Archaeological data provides insight into environments, human behaviour, and the relationship between the two, through deep time (millions of years). Most archaeological material that deals with diet and ecosystem reconstruction is gathered from middens, massive accumulations of shell and bone remains from food refuse, human activity, and structural changes to the environment. Material from archaeological sites like shell middens are made up of what survives in the ground over hundreds and thousands of years, so soft decaying material is hard to find and rarely survives. When it is taken out of the ground, shell midden material looks like piles of bones and shells that represent the diets and culture of communities. The archaeology of Burrard Inlet shows thousands of years of environmental stewardship, sustainable fisheries, and reliable trade networks with neighbouring Nations. The Inlet looks very different now, with the Port of Vancouver, tankships, industrial processing centres, and a huge increase in population density.
While individual activities, like boat safety, cleaning up after campsites and picnics, and recycling go a long way towards ensuring that the ecosystems and environments in which we live remain safe for us to enjoy and survive in, it is industrial projects and political interests that cause the most damage, and have the longest lasting impact. Dumping, construction, tanker ships, and oil leaks make it unsafe for people who live near Burrard Inlet to eat the food that the inlet provides, swim in its waters, and enjoy its beaches. While Coast Salish communities, including those from Tsleil-Waututh Nation, have been stewards of this area for millennia, the damage of settler-colonial development and destruction of environments is purely in the interest of economic gain, which is temporary and benefits those investing in those projects, rather than the people who live in the communities along the Inlet. Educating ourselves and keeping these companies and projects accountable will ensure that Burrard Inlet, and other places like it, will support human communities for the generations to come.
We all have the power to hold industry accountable to protect the environment, and it is in the best interest of everyone to do so. If you enjoy beaches, seafood, local meats and vegetables, and the beautiful British Columbia trails and campsites, it is in your best interest to become actively involved in helping to protect the environments in which you live. See some of the following resources to get started!
Organizations & Campaigns:
The Law Aquatic Newsletter: West Coast Environmental Law
Tsleil-Waututh Nation: Assessment of the Trans Mountain Pipeline
Readings & Resources:

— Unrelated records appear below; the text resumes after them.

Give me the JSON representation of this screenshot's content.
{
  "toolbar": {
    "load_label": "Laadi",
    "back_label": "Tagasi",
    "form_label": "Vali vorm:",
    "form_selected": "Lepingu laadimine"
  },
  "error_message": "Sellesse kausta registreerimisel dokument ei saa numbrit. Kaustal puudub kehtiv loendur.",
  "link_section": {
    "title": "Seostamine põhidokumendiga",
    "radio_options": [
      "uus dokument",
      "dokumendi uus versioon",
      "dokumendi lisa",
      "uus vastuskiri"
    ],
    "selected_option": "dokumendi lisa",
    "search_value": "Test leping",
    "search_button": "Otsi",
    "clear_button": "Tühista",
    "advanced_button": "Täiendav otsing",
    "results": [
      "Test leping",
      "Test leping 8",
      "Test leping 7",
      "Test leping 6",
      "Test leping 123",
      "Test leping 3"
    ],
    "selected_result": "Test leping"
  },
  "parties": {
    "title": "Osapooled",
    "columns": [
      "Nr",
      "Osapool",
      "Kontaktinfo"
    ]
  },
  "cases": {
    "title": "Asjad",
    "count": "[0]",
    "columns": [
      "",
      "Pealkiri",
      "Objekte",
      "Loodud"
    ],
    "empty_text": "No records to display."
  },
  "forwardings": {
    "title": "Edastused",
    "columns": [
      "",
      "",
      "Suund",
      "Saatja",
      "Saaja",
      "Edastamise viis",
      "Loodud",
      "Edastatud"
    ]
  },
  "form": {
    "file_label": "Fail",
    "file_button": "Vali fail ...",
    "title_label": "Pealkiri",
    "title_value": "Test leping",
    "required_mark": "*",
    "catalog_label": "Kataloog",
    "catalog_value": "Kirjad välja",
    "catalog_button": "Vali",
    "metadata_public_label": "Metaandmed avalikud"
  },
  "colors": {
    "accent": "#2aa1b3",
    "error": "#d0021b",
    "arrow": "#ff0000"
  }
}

Kate received her Ph.D. in Aquatic Ecology from the University of Notre Dame and she holds a Masters in Environmental Science & Biology from SUNY Brockport. She currently teaches at a small college in Indiana and is starting out her neophyte research career in aquatic community monitoring. Outside of lab and fieldwork, she enjoys running and kickboxing.